→ **Brief**
Only the number is wanted: count the lines in the data with "name" in them.

Start of Records provided

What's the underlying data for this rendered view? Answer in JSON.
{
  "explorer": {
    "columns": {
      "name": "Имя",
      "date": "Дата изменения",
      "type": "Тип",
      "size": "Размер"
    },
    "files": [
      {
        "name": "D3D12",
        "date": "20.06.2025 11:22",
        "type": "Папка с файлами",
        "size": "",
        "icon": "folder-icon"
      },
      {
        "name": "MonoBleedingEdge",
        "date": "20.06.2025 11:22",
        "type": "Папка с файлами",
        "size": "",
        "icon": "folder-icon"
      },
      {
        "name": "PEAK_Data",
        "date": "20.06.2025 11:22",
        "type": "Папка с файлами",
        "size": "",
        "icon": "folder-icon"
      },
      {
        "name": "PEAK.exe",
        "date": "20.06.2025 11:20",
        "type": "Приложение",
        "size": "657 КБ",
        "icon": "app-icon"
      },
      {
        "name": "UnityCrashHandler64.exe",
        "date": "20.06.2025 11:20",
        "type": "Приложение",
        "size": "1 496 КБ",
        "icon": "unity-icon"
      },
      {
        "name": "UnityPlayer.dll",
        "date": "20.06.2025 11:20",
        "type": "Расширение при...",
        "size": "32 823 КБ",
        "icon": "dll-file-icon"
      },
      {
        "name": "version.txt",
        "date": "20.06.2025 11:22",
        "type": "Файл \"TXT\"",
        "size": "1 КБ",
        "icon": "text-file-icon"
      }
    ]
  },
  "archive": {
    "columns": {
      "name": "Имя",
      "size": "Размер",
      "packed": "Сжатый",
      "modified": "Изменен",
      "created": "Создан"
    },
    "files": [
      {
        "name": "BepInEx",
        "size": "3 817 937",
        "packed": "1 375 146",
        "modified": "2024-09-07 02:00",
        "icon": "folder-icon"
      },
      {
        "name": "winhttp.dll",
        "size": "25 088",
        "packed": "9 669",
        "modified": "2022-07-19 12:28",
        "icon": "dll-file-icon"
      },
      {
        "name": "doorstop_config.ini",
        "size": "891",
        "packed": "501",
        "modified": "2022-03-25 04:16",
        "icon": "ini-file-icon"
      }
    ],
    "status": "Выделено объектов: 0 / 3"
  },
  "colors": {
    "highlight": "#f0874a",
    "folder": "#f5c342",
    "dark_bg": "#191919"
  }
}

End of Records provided

→ **Output of the task**
12